Lovers of extended vocal technique no doubt would have preferred a full album of that kind of material from this groundbreaking, sometimes eardrum shattering, female singer. Her discography seems as tiny as the parts of the inner ear, however, so customers are going to have to take what they can get. The type of program presented on this early-'70s collection might have also been the same kind of repertoire she would have presented in a live recital, setting out first to prove her credentials with a note-perfect performance of Monteverdi -- she has a good Italian accent, by the way -- and then easing through several Debussy pieces before getting into the weird stuff. That would be the compositions by John Cage and Sylvano Bussotti as well as Berberian's own infamous "Stripsody." It is in these three pieces that this album serves up the filet mignon, although the Debussy songs and a Kurt Weill piece are quite nice. A shame that, once again in an attempt to keep the attention of the lame members of the audience, she has to throw in George Gershwin in the form of a hideous excerpt from Porgy and Bess and even a Beatles number. As far as the latter attempt goes, this type of thing dates quite badly, with comedian Henry Gibson's recitation of "She Loves You" on the Laugh-In program one of the only performances of this sort from this era that stands the test of time. Berberian's Beatles could be played side by side with the Kronos Quartet's run-through of "Spoonful" to see which is more ghastly, if anyone is interested.
Despite the attempt to soften the impact of the avant-garde material, examinations of used copies of this album invariably produce the same results: the only tracks that get any play are the weird stuff and the aforementioned Debussy and Weill.
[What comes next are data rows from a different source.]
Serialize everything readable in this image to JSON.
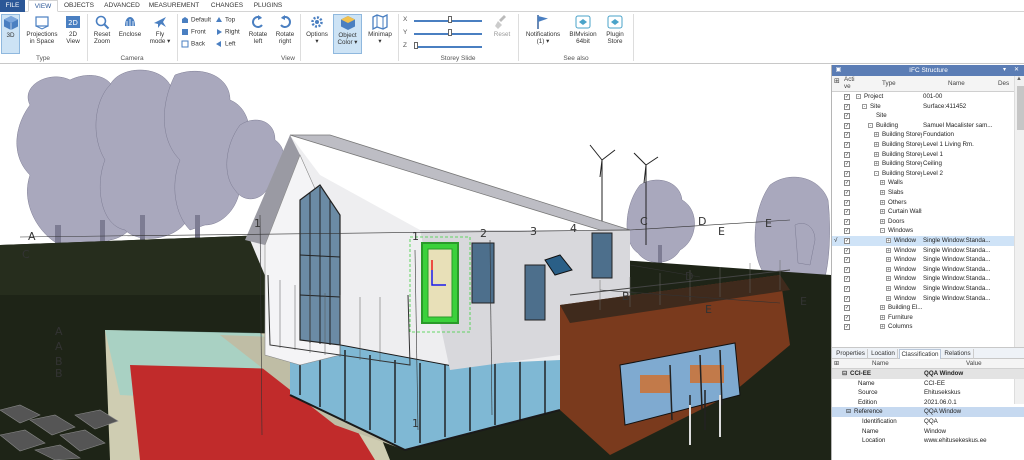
{
  "menu": {
    "tabs": [
      {
        "label": "FILE",
        "file": true
      },
      {
        "label": "VIEW",
        "active": true
      },
      {
        "label": "OBJECTS"
      },
      {
        "label": "ADVANCED"
      },
      {
        "label": "MEASUREMENT"
      },
      {
        "label": "CHANGES"
      },
      {
        "label": "PLUGINS"
      }
    ]
  },
  "ribbon": {
    "type_group": {
      "label": "Type",
      "btn_3d": "3D",
      "btn_projections_1": "Projections",
      "btn_projections_2": "in Space",
      "btn_2d_1": "2D",
      "btn_2d_2": "View"
    },
    "camera_group": {
      "label": "Camera",
      "reset_1": "Reset",
      "reset_2": "Zoom",
      "enclose": "Enclose",
      "fly_1": "Fly",
      "fly_2": "mode"
    },
    "view_group": {
      "label": "View",
      "default": "Default",
      "front": "Front",
      "back": "Back",
      "top": "Top",
      "right": "Right",
      "left": "Left",
      "rot_left_1": "Rotate",
      "rot_left_2": "left",
      "rot_right_1": "Rotate",
      "rot_right_2": "right",
      "options": "Options",
      "object_color_1": "Object",
      "object_color_2": "Color",
      "minimap": "Minimap"
    },
    "storey_group": {
      "label": "Storey Slide",
      "x": "X",
      "y": "Y",
      "z": "Z",
      "reset": "Reset"
    },
    "see_also_group": {
      "label": "See also",
      "notifications_1": "Notifications",
      "notifications_2": "(1)",
      "bimvision_1": "BIMvision",
      "bimvision_2": "64bit",
      "plugin_1": "Plugin",
      "plugin_2": "Store"
    }
  },
  "viewport": {
    "labels": {
      "a1": "A",
      "c1": "C",
      "a2": "A",
      "a3": "A",
      "b1": "B",
      "b2": "B",
      "n1": "1",
      "n2": "2",
      "n3": "3",
      "n4": "4",
      "n5": "1",
      "n6": "1",
      "c2": "C",
      "d1": "D",
      "e1": "E",
      "e2": "E",
      "d2": "D",
      "e3": "E",
      "b3": "B",
      "e4": "E"
    }
  },
  "ifc_panel": {
    "title": "IFC Structure",
    "columns": {
      "active_1": "Acti",
      "active_2": "ve",
      "type": "Type",
      "name": "Name",
      "desc": "Des"
    },
    "rows": [
      {
        "type": "Project",
        "name": "001-00",
        "indent": 0,
        "exp": "-"
      },
      {
        "type": "Site",
        "name": "Surface:411452",
        "indent": 1,
        "exp": "-"
      },
      {
        "type": "Site",
        "name": "",
        "indent": 2,
        "exp": ""
      },
      {
        "type": "Building",
        "name": "Samuel Macalister sam...",
        "indent": 2,
        "exp": "-"
      },
      {
        "type": "Building Storey",
        "name": "Foundation",
        "indent": 3,
        "exp": "+"
      },
      {
        "type": "Building Storey",
        "name": "Level 1 Living Rm.",
        "indent": 3,
        "exp": "+"
      },
      {
        "type": "Building Storey",
        "name": "Level 1",
        "indent": 3,
        "exp": "+"
      },
      {
        "type": "Building Storey",
        "name": "Ceiling",
        "indent": 3,
        "exp": "+"
      },
      {
        "type": "Building Storey",
        "name": "Level 2",
        "indent": 3,
        "exp": "-"
      },
      {
        "type": "Walls",
        "name": "",
        "indent": 4,
        "exp": "+"
      },
      {
        "type": "Slabs",
        "name": "",
        "indent": 4,
        "exp": "+"
      },
      {
        "type": "Others",
        "name": "",
        "indent": 4,
        "exp": "+"
      },
      {
        "type": "Curtain Walls",
        "name": "",
        "indent": 4,
        "exp": "+"
      },
      {
        "type": "Doors",
        "name": "",
        "indent": 4,
        "exp": "+"
      },
      {
        "type": "Windows",
        "name": "",
        "indent": 4,
        "exp": "-"
      },
      {
        "type": "Window",
        "name": "Single Window:Standa...",
        "indent": 5,
        "exp": "+",
        "hl": true,
        "mark": "√"
      },
      {
        "type": "Window",
        "name": "Single Window:Standa...",
        "indent": 5,
        "exp": "+"
      },
      {
        "type": "Window",
        "name": "Single Window:Standa...",
        "indent": 5,
        "exp": "+"
      },
      {
        "type": "Window",
        "name": "Single Window:Standa...",
        "indent": 5,
        "exp": "+"
      },
      {
        "type": "Window",
        "name": "Single Window:Standa...",
        "indent": 5,
        "exp": "+"
      },
      {
        "type": "Window",
        "name": "Single Window:Standa...",
        "indent": 5,
        "exp": "+"
      },
      {
        "type": "Window",
        "name": "Single Window:Standa...",
        "indent": 5,
        "exp": "+"
      },
      {
        "type": "Building El...",
        "name": "",
        "indent": 4,
        "exp": "+"
      },
      {
        "type": "Furniture",
        "name": "",
        "indent": 4,
        "exp": "+"
      },
      {
        "type": "Columns",
        "name": "",
        "indent": 4,
        "exp": "+"
      }
    ]
  },
  "props_panel": {
    "tabs": [
      "Properties",
      "Location",
      "Classification",
      "Relations"
    ],
    "active_tab": "Classification",
    "columns": {
      "name": "Name",
      "value": "Value"
    },
    "rows": [
      {
        "k": "CCI-EE",
        "v": "QQA Window",
        "kind": "group"
      },
      {
        "k": "Name",
        "v": "CCI-EE",
        "kind": "item"
      },
      {
        "k": "Source",
        "v": "Ehitusekskus",
        "kind": "item"
      },
      {
        "k": "Edition",
        "v": "2021.06.0.1",
        "kind": "item"
      },
      {
        "k": "Reference",
        "v": "QQA Window",
        "kind": "ref"
      },
      {
        "k": "Identification",
        "v": "QQA",
        "kind": "sub"
      },
      {
        "k": "Name",
        "v": "Window",
        "kind": "sub"
      },
      {
        "k": "Location",
        "v": "www.ehitusekeskus.ee",
        "kind": "sub"
      }
    ]
  },
  "colors": {
    "accent": "#2b5797",
    "panel_header": "#5b7db5",
    "selected_green": "#3bd13b",
    "sky": "#ffffff",
    "ground": "#1e2417"
  }
}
Scratches on some of the other tracks, particularly "Ticket to Ride," have the nasty edge of someone switching cuts in a terrible hurry. Cage provides the singer with a wordless setting as well as text from James Joyce. As usual, this tirelessly inventive composer looks to expand what the singer can do on-stage, so she winds up rapping and tapping on the piano to wonderful effect. "Stripsody" is the one that really ought to be required listening for anyone fascinated by the meeting points of popular and so-called "outside" culture, drawing its raw material from comic strips and their inventive use of made-up sounds to convey action and/or feelings. Realizing the similarity between this standard aspect of the funny papers and the rarefied form of vocalizing she helped pioneer, Berberian came up with something absolutely wonderful. It is interesting that some of the finest vocal compositions in the avant-garde repertoire were created, like this one, by the performers themselves, perhaps something to do with the ultimately personal nature of singing.